For Asia Pacific, the delta variant has delayed rather than derailed a stronger economic rebound, causing shallower post-COVID forecast growth but spread over a longer period. As growth in North America and Europe moderates in 2022, the situation in Asia Pacific is more robust with more sustained growth over the entire year ahead. Accordingly, Asia Pacific is forecast to return to world leading growth in the second half of the year, which is maintained into 2023, while growth in the other two major regions normalises.
India is forecast to lead the pack in 2022 with GDP growth averaging over 9% for the year, largely due to restrictions being lifted and a resultant leap in domestic consumption and production. Similarly, Singapore, Japan and South Korea are all forecast to experience above average growth in 2022 driven by strong demand for exports. Australia is also in this ‘above average’ growth group in 2022, with strong rebound growth forecast after prolonged lockdowns in New South Wales and Victoria were lifted in late-2021.
Amongst this growth, there is expectation that the war for talent will intensify as evidence from a global study shows that 41% of the workforce is considering changing jobs within the next 12 months - in the so called “Great Resignation”. While this originated in the U.S, it is now sweeping through parts Asia Pacific, especially in Australia and Singapore which are both beginning to experience some of the effects.
Labour markets are forecast to tighten across the region, with most registering unemployment rates below 5%. The key message here is that corporate occupiers should prioritise talent retention and attraction in the immediate term as well as enhancing productivity through investment in technology and real estate.

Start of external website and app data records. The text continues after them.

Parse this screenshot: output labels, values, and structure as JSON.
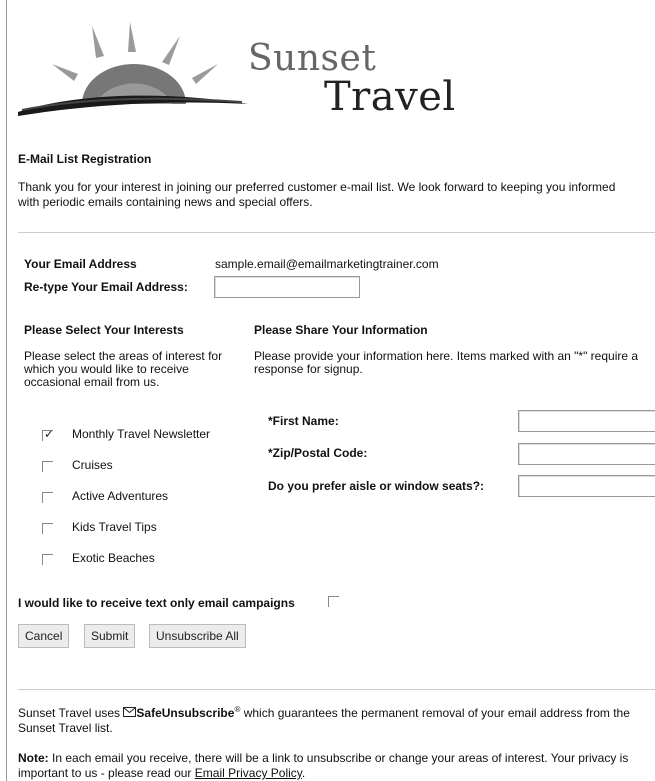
{
  "brand": {
    "line1": "Sunset",
    "line2": "Travel"
  },
  "page_title": "E-Mail List Registration",
  "intro": "Thank you for your interest in joining our preferred customer e-mail list. We look forward to keeping you informed with periodic emails containing news and special offers.",
  "email": {
    "label": "Your Email Address",
    "value": "sample.email@emailmarketingtrainer.com",
    "retype_label": "Re-type Your Email Address:",
    "retype_value": ""
  },
  "interests": {
    "heading": "Please Select Your Interests",
    "description": "Please select the areas of interest for which you would like to receive occasional email from us.",
    "items": [
      {
        "label": "Monthly Travel Newsletter",
        "checked": true
      },
      {
        "label": "Cruises",
        "checked": false
      },
      {
        "label": "Active Adventures",
        "checked": false
      },
      {
        "label": "Kids Travel Tips",
        "checked": false
      },
      {
        "label": "Exotic Beaches",
        "checked": false
      }
    ]
  },
  "info": {
    "heading": "Please Share Your Information",
    "description": "Please provide your information here. Items marked with an \"*\" require a response for signup.",
    "fields": [
      {
        "label": "*First Name:",
        "value": ""
      },
      {
        "label": "*Zip/Postal Code:",
        "value": ""
      },
      {
        "label": "Do you prefer aisle or window seats?:",
        "value": ""
      }
    ]
  },
  "text_only": {
    "label": "I would like to receive text only email campaigns",
    "checked": false
  },
  "buttons": {
    "cancel": "Cancel",
    "submit": "Submit",
    "unsubscribe": "Unsubscribe All"
  },
  "footer": {
    "safe_prefix": "Sunset Travel uses",
    "safe_brand": "SafeUnsubscribe",
    "safe_mark": "®",
    "safe_suffix": "which guarantees the permanent removal of your email address from the Sunset Travel list.",
    "note_label": "Note:",
    "note_text": "In each email you receive, there will be a link to unsubscribe or change your areas of interest. Your privacy is important to us - please read our",
    "policy_link": "Email Privacy Policy",
    "note_end": "."
  }
}
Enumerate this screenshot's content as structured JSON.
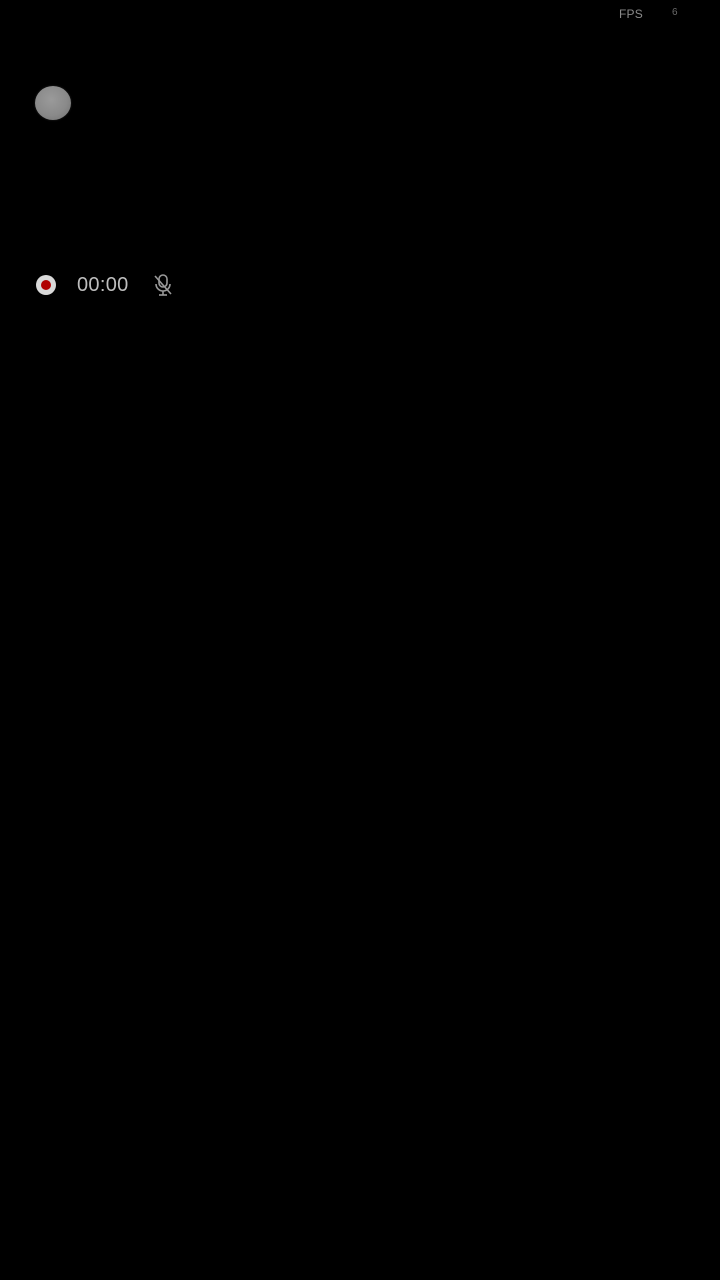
{
  "status_overlay": {
    "fps_label": "FPS",
    "fps_value": "6"
  },
  "floating_ball": {
    "icon": "floating-ball-icon"
  },
  "recorder": {
    "record_icon": "record-dot-icon",
    "elapsed_time": "00:00",
    "mic_icon": "mic-muted-icon"
  },
  "colors": {
    "background": "#000000",
    "record_red": "#b00000",
    "text_gray": "#bdbdbd"
  }
}
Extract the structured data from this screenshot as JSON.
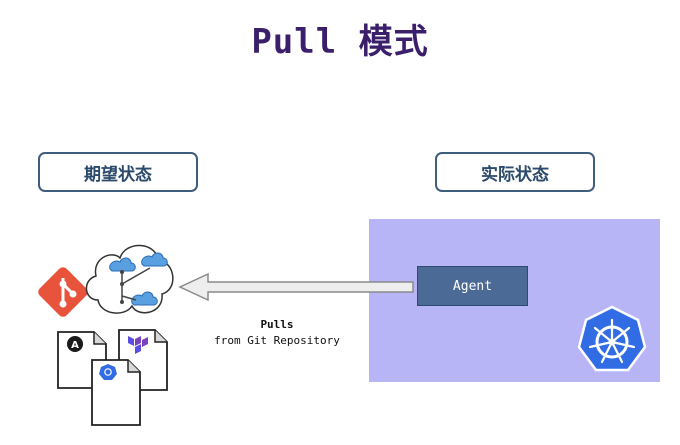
{
  "title": "Pull 模式",
  "desired_state": {
    "label": "期望状态"
  },
  "actual_state": {
    "label": "实际状态"
  },
  "agent": {
    "label": "Agent"
  },
  "arrow": {
    "line1": "Pulls",
    "line2": "from Git Repository"
  },
  "icons": {
    "git": "git-logo-icon",
    "cloud": "config-cloud-icon",
    "ansible": "ansible-file-icon",
    "terraform": "terraform-file-icon",
    "kubernetes_file": "kubernetes-file-icon",
    "kubernetes": "kubernetes-logo-icon"
  },
  "colors": {
    "title": "#3b1f6b",
    "box_border": "#3f5d7d",
    "cluster_bg": "#b8b5f7",
    "agent_bg": "#4b6a96",
    "git": "#e8543b",
    "kubernetes": "#326ce5"
  }
}
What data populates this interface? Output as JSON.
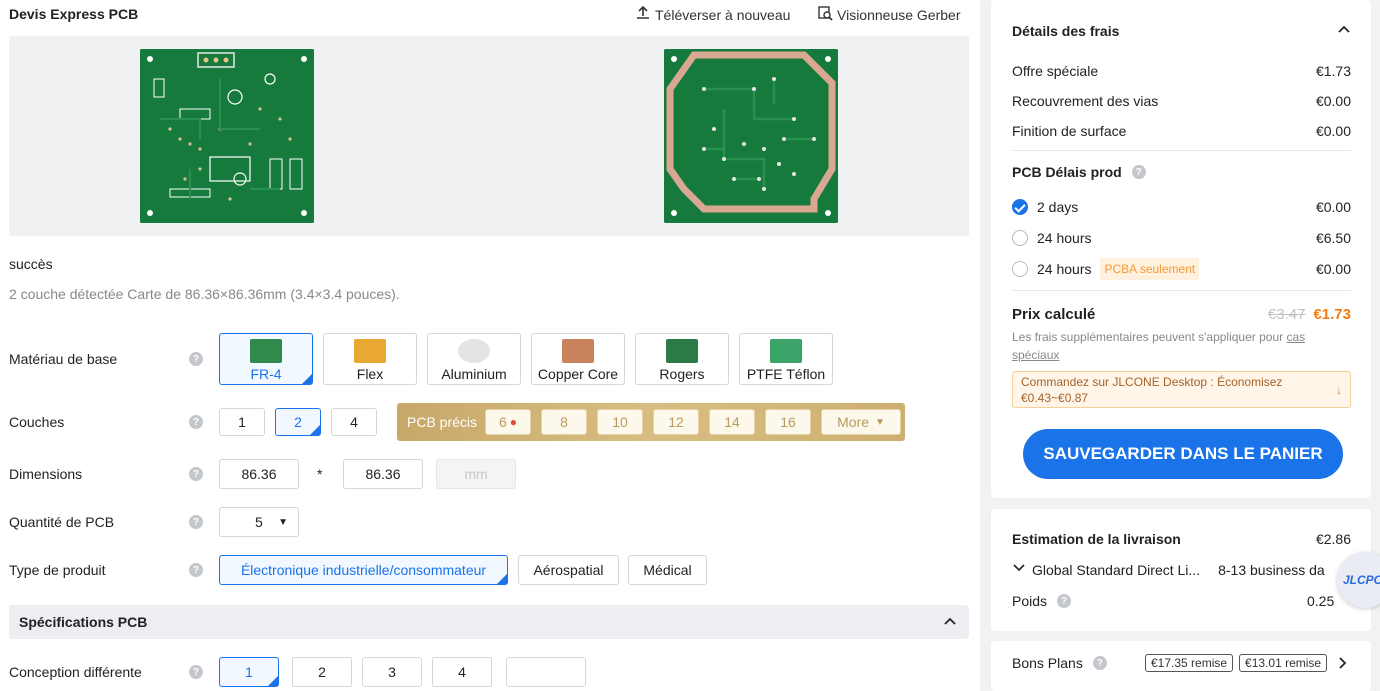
{
  "header": {
    "title": "Devis Express PCB",
    "upload_label": "Téléverser à nouveau",
    "gerber_label": "Visionneuse Gerber"
  },
  "status": {
    "success": "succès",
    "detected": "2 couche détectée Carte de 86.36×86.36mm (3.4×3.4 pouces)."
  },
  "form": {
    "base_material": {
      "label": "Matériau de base",
      "options": [
        "FR-4",
        "Flex",
        "Aluminium",
        "Copper Core",
        "Rogers",
        "PTFE Téflon"
      ],
      "selected": "FR-4"
    },
    "layers": {
      "label": "Couches",
      "options": [
        "1",
        "2",
        "4"
      ],
      "selected": "2",
      "precise_label": "PCB précis",
      "precise_options": [
        "6",
        "8",
        "10",
        "12",
        "14",
        "16"
      ],
      "more_label": "More"
    },
    "dimensions": {
      "label": "Dimensions",
      "width": "86.36",
      "sep": "*",
      "height": "86.36",
      "unit": "mm"
    },
    "quantity": {
      "label": "Quantité de PCB",
      "value": "5"
    },
    "product_type": {
      "label": "Type de produit",
      "options": [
        "Électronique industrielle/consommateur",
        "Aérospatial",
        "Médical"
      ],
      "selected": "Électronique industrielle/consommateur"
    },
    "spec_section": "Spécifications PCB",
    "design": {
      "label": "Conception différente",
      "options": [
        "1",
        "2",
        "3",
        "4"
      ],
      "custom": "",
      "selected": "1"
    }
  },
  "fees": {
    "title": "Détails des frais",
    "items": [
      {
        "label": "Offre spéciale",
        "value": "€1.73"
      },
      {
        "label": "Recouvrement des vias",
        "value": "€0.00"
      },
      {
        "label": "Finition de surface",
        "value": "€0.00"
      }
    ],
    "lead_title": "PCB Délais prod",
    "lead_options": [
      {
        "label": "2 days",
        "value": "€0.00",
        "selected": true
      },
      {
        "label": "24 hours",
        "value": "€6.50",
        "selected": false
      },
      {
        "label": "24 hours",
        "tag": "PCBA seulement",
        "value": "€0.00",
        "selected": false
      }
    ],
    "total_label": "Prix calculé",
    "old_price": "€3.47",
    "new_price": "€1.73",
    "extra_note": "Les frais supplémentaires peuvent s'appliquer pour",
    "extra_link": "cas spéciaux",
    "promo": "Commandez sur JLCONE Desktop : Économisez €0.43~€0.87",
    "save_button": "SAUVEGARDER DANS LE PANIER"
  },
  "shipping": {
    "title": "Estimation de la livraison",
    "cost": "€2.86",
    "method": "Global Standard Direct Li...",
    "days": "8-13 business da",
    "weight_label": "Poids",
    "weight_value": "0.25",
    "badge": "JLCPCB"
  },
  "deals": {
    "label": "Bons Plans",
    "coupons": [
      "€17.35 remise",
      "€13.01 remise"
    ]
  },
  "colors": {
    "accent": "#1a73e8",
    "price": "#f57c0f",
    "gold": "#c7a869",
    "pcb_green": "#157a3c"
  }
}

Real estate is at the heart of talent attraction and retention, with strong talent prioritising companies that offer dynamic workplaces in a sustainable way. Countries that are particularly reliant on immigration to boost labour pools, such as Singapore and Australia, are more exposed to labour shortages, and will therefore need to lead the charge on workplace design and sustainability.